• _PROMPT_
Where the string "Congés" occurs in a line of the data below, that line should be copied.

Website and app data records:
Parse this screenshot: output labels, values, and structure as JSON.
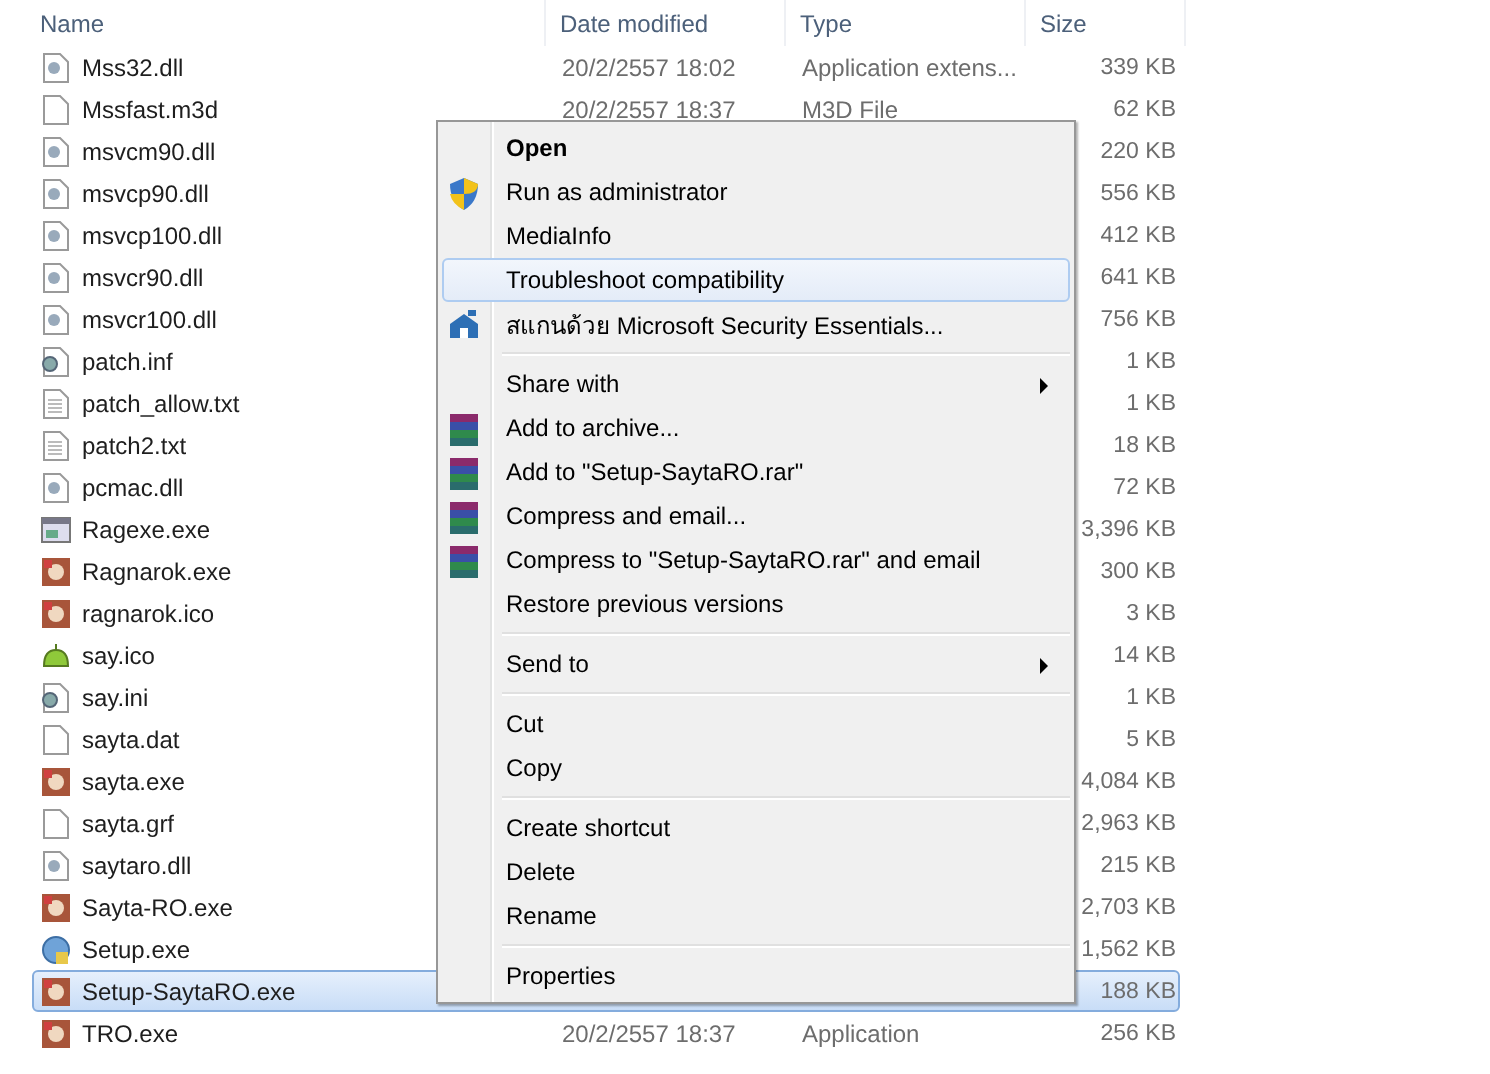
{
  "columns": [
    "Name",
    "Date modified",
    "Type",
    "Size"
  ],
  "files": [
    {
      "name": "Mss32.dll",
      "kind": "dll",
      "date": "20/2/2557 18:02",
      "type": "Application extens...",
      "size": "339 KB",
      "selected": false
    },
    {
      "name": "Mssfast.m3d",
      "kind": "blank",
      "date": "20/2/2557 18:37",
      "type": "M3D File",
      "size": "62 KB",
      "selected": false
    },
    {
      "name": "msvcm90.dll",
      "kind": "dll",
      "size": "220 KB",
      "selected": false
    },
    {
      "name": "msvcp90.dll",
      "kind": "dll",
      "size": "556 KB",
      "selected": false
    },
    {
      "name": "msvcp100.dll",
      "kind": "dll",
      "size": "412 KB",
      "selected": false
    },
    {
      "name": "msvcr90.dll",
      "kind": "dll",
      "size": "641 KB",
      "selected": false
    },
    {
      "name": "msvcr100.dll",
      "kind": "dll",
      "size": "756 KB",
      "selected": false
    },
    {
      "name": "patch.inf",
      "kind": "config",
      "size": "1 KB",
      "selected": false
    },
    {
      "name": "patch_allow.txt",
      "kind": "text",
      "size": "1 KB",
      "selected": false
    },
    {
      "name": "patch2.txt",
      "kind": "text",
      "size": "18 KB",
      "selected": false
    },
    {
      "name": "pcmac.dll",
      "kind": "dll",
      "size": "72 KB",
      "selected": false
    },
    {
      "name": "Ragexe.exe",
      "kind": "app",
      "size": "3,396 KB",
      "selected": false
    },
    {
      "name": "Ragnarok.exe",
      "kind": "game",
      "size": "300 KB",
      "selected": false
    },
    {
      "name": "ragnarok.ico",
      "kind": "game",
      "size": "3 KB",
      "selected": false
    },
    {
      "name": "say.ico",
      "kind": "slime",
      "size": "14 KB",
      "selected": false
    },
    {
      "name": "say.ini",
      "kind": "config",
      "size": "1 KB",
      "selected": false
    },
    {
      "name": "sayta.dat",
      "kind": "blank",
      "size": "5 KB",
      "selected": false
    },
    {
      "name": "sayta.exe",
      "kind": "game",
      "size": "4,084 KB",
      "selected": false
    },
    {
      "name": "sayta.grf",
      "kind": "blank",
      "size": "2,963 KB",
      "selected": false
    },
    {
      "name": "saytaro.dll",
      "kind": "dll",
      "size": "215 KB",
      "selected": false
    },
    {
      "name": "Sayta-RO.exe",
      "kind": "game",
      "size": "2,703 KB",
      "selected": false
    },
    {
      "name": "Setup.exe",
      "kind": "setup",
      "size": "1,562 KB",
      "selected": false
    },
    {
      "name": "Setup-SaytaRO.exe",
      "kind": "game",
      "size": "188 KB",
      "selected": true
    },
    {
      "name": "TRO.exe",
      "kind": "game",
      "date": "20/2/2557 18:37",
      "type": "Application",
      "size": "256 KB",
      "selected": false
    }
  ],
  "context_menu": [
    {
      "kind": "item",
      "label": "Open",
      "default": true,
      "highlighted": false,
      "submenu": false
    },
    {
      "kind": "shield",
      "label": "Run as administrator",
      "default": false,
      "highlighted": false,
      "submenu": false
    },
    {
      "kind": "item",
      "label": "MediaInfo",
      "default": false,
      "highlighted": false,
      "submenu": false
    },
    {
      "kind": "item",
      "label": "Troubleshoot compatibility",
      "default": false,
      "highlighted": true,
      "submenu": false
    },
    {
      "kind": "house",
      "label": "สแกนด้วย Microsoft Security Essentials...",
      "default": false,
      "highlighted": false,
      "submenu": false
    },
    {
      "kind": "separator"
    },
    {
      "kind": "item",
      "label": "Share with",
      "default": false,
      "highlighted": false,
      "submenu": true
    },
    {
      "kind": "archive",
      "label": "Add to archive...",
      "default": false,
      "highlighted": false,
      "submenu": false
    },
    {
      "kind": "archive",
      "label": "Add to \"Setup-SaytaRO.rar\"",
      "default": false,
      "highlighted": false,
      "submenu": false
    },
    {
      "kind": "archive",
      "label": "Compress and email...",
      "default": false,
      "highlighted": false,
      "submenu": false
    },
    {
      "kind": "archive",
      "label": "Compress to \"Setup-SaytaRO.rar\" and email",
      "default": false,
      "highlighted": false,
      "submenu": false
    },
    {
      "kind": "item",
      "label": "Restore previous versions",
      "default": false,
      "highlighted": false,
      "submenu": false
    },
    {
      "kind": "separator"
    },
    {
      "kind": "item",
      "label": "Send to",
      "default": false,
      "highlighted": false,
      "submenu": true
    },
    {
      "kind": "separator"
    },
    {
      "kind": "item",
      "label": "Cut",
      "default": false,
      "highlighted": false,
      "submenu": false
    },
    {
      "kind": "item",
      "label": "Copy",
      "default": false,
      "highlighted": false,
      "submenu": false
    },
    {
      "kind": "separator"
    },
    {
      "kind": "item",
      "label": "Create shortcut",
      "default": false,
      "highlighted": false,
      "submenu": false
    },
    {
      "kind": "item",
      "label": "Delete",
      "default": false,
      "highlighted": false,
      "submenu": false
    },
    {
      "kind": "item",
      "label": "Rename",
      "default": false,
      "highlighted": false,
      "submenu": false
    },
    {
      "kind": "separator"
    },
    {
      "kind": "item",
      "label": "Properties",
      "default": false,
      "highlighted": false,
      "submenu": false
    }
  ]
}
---
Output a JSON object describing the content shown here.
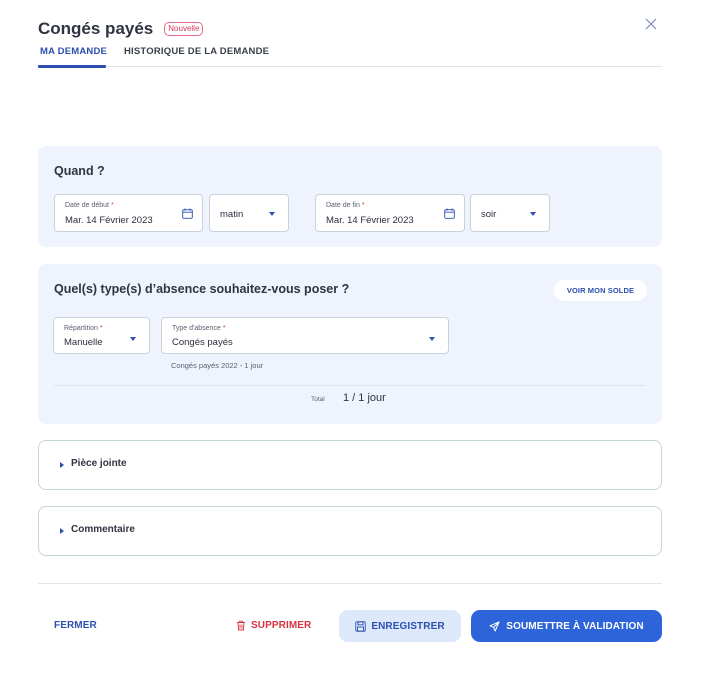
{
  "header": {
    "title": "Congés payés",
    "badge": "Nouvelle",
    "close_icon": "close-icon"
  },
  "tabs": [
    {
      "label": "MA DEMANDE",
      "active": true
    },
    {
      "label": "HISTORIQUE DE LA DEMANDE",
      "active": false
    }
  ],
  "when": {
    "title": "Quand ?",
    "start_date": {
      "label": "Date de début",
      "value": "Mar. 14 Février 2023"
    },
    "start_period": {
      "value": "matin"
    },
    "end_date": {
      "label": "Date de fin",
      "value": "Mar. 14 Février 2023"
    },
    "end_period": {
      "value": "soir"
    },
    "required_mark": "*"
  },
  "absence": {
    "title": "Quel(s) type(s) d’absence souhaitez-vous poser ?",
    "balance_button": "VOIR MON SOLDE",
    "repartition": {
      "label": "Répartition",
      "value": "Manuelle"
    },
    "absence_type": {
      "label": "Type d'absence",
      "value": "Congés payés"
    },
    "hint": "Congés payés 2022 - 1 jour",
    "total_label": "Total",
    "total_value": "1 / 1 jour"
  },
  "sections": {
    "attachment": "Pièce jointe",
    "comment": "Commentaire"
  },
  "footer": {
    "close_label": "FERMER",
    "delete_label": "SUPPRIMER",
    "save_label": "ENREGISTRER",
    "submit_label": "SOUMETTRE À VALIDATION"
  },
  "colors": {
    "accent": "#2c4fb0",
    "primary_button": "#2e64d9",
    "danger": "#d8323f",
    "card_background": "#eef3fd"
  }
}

• _EXPECTED ANSWER_
    "title": "Congés payés",
      "value": "Congés payés"
    "hint": "Congés payés 2022 - 1 jour",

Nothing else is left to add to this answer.